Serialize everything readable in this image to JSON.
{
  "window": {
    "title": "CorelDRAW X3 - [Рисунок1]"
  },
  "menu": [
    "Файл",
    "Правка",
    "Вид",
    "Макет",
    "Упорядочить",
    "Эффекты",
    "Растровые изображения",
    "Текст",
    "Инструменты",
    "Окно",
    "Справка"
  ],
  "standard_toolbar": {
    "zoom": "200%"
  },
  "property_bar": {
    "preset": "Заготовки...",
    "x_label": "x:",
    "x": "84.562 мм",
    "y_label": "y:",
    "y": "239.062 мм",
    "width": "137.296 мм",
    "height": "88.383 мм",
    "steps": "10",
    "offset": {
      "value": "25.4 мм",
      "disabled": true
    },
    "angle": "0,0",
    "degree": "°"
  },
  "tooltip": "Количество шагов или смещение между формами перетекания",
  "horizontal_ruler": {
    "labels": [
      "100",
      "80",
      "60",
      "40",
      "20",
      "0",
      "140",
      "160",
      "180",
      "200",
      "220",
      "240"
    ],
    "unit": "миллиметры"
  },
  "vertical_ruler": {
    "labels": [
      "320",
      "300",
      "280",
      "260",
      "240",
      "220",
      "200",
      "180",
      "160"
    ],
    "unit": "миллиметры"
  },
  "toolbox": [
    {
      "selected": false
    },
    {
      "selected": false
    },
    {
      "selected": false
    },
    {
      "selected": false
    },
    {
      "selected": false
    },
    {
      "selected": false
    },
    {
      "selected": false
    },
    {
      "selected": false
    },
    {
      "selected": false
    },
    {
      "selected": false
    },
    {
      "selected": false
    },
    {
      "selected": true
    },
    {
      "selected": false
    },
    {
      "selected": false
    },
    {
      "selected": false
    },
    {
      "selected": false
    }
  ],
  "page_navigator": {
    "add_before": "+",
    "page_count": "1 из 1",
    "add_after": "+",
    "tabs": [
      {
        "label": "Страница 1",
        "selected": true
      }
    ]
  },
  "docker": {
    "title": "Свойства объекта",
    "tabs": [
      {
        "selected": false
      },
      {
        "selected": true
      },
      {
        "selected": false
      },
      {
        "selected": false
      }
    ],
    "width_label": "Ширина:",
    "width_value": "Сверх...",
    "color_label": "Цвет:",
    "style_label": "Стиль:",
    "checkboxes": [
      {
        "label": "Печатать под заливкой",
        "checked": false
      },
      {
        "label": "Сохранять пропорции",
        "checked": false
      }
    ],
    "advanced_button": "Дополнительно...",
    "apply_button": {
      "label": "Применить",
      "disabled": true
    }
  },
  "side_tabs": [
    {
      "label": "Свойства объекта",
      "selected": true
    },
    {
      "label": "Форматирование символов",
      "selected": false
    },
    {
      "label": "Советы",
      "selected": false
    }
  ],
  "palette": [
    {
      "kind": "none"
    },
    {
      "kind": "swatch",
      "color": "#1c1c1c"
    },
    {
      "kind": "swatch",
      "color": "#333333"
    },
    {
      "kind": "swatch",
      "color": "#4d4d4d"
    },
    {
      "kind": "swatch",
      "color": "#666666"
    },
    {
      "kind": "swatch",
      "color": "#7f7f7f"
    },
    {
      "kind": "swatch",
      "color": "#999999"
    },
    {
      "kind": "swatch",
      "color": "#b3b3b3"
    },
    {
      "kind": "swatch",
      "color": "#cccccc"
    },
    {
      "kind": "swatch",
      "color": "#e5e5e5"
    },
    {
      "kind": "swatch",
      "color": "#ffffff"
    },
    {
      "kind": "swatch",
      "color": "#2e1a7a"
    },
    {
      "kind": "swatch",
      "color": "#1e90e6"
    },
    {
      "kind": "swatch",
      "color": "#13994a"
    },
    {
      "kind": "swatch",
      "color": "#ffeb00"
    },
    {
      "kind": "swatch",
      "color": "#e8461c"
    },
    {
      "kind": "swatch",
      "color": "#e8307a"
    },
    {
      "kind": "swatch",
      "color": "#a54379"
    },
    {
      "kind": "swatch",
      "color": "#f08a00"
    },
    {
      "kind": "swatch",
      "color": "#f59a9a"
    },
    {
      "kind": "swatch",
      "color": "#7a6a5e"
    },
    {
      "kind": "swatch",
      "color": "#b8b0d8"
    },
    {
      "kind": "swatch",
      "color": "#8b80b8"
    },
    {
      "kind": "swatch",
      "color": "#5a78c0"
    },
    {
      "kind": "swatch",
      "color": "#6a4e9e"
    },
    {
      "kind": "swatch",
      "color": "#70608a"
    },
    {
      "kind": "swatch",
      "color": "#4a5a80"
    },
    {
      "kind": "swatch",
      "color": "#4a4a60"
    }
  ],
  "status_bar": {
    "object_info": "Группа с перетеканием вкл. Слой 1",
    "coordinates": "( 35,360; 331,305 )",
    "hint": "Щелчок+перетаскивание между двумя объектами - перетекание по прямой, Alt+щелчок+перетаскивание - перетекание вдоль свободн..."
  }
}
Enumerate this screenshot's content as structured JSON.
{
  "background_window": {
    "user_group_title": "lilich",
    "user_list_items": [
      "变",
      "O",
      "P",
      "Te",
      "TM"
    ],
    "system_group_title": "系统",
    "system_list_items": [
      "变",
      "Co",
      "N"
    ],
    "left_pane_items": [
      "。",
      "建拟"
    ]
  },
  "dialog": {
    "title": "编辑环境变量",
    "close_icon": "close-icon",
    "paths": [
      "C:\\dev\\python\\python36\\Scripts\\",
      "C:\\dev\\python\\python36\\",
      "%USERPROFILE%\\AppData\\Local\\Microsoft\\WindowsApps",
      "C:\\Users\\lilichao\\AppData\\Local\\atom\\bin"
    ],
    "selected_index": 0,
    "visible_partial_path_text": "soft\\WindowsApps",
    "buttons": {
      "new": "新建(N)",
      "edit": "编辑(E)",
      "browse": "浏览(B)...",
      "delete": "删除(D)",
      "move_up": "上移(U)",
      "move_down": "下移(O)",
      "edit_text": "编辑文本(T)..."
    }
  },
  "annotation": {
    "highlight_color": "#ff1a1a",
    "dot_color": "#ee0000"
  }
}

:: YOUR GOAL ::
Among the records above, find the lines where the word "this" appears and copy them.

:: COMPLETED TASK ::
Serialize everything readable in this image to JSON.
Enumerate this screenshot's content as structured JSON.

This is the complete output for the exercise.